Costume designer Rita Riggs, who sewed stuffed crows onto Tippi Hedren’s iconic green dress for Alfred Hitchcock’s The Birds and made sure that Archie Bunker’s single pair of trousers stayed mended through a seven-year stretch of All in the Family, died Monday in Los Angeles. She was 86.
“He had seven white shirts,” Riggs once said about Carroll O’Connor’s All In The Family wardrobe, explaining that the choice of white- over blue-collar reflected Archie’s belief that he was the “class equal” of any American.
Riggs’ credits were extensive, but it was her longstanding collaborations with Hitchcock and Norman Lear that most left a mark on the culture. Whether designing or thrift-store shopping for All in the Family, Sanford & Son, Maude, Good Times, Mary Hartman Mary Hartman, One Day at a Time and The Jeffersons, Riggs’ eye for the telling outfit encapsulated characters and defined eras.

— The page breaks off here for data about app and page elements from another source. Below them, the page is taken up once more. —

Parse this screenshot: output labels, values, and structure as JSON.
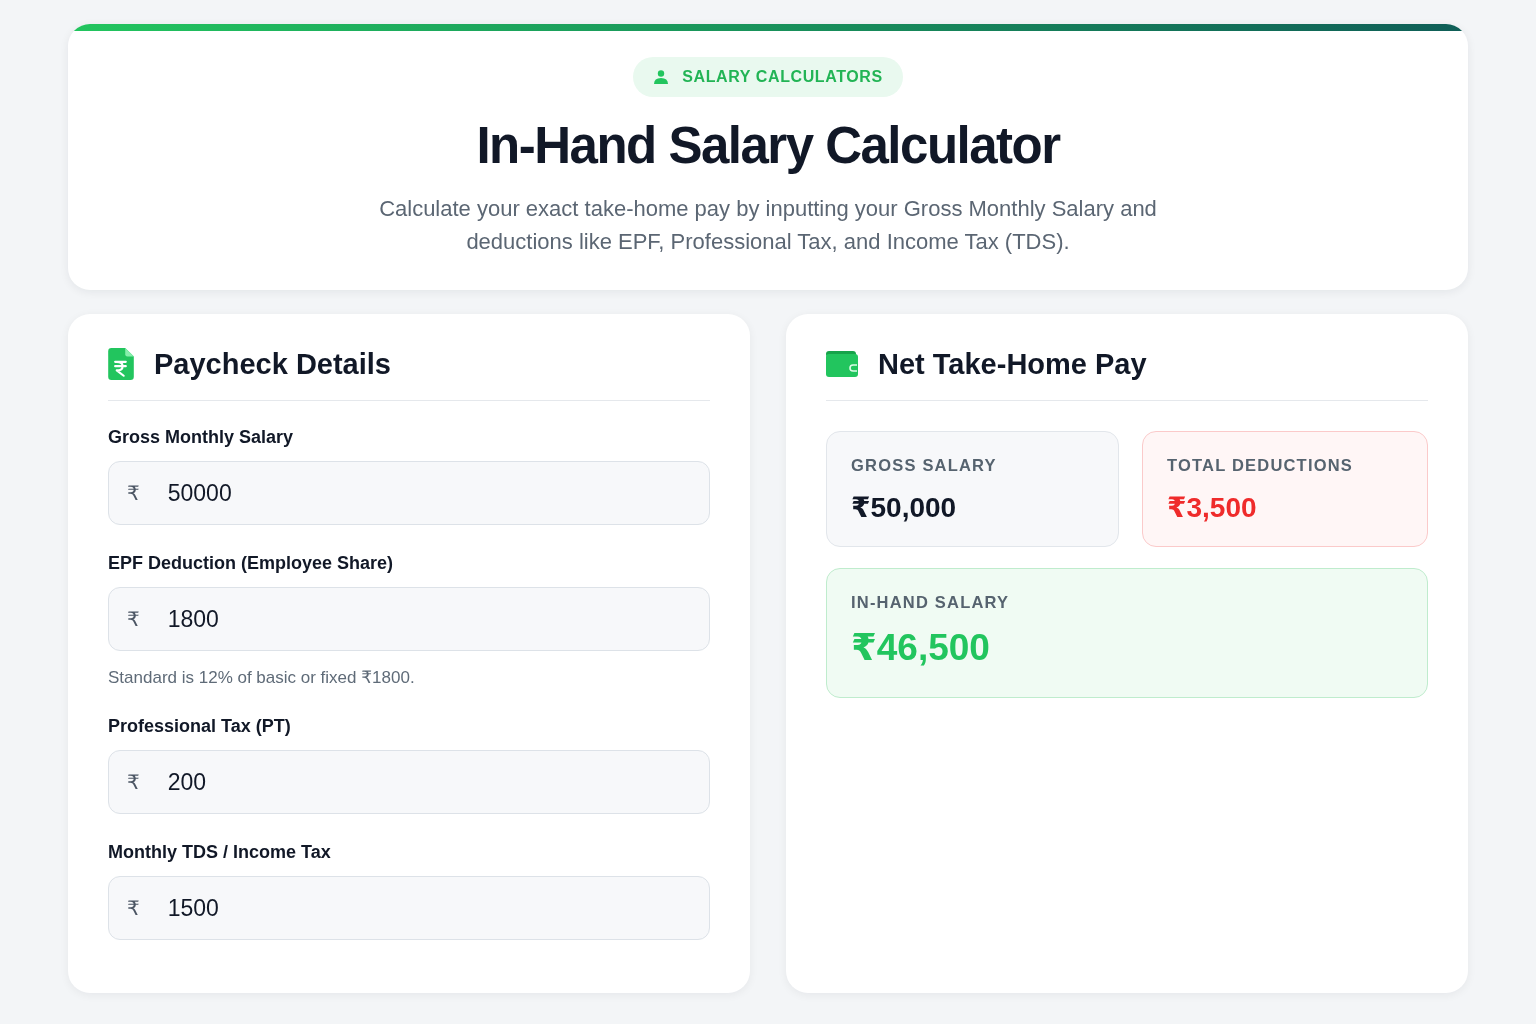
{
  "header": {
    "badge": "SALARY CALCULATORS",
    "title": "In-Hand Salary Calculator",
    "subtitle": "Calculate your exact take-home pay by inputting your Gross Monthly Salary and deductions like EPF, Professional Tax, and Income Tax (TDS)."
  },
  "inputs_panel": {
    "title": "Paycheck Details",
    "fields": [
      {
        "label": "Gross Monthly Salary",
        "prefix": "₹",
        "value": "50000"
      },
      {
        "label": "EPF Deduction (Employee Share)",
        "prefix": "₹",
        "value": "1800",
        "hint": "Standard is 12% of basic or fixed ₹1800."
      },
      {
        "label": "Professional Tax (PT)",
        "prefix": "₹",
        "value": "200"
      },
      {
        "label": "Monthly TDS / Income Tax",
        "prefix": "₹",
        "value": "1500"
      }
    ]
  },
  "results_panel": {
    "title": "Net Take-Home Pay",
    "cards": [
      {
        "kind": "neutral",
        "label": "GROSS SALARY",
        "value": "₹50,000"
      },
      {
        "kind": "negative",
        "label": "TOTAL DEDUCTIONS",
        "value": "₹3,500"
      },
      {
        "kind": "positive",
        "label": "IN-HAND SALARY",
        "value": "₹46,500"
      }
    ]
  }
}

For Hitchcock, with whom she first collaborated on TV’s Alfred Hitchcock Presents!, Riggs worked on Psycho and, with Edith Head, The Birds and Marnie. Her work with Lear and partner Bud Yorkin began with the 1967 feature Divorce American Style and continued through 1971’s Cold Turkey and the classic ’70s sitcoms.
Riggs’ other credits include John Frankenheimer’s Seconds, Richard Lester’s Petulia, Peter Bogdanovich’s Texasville, Jacques Demy’s Model Shop and Richard Brooks’ The Happy Ending, among many more.
Born on September 2, 1930 in Lead Hill, Arkansas, Riggs was hired by CBS in 1954 and soon was working in wardrobe and costumes for, among others, Climax!, Playhouse 90, and Alfred Hitchcock Presents!
She was costumer designer for CBS’ 1999 TV-movie Having Our Say: The Delany Sisters’ First 100 Years, and in 2003 received the Career Achievement Award in Television from the Costume Designers Guild. In 2016, the Costume Designers Guild Legacy Committee awarded her their Career Achievement Award in Film and Television.
A member of the Academy of Motion Picture Arts and Sciences, Riggs was married to the late Charles Sharp.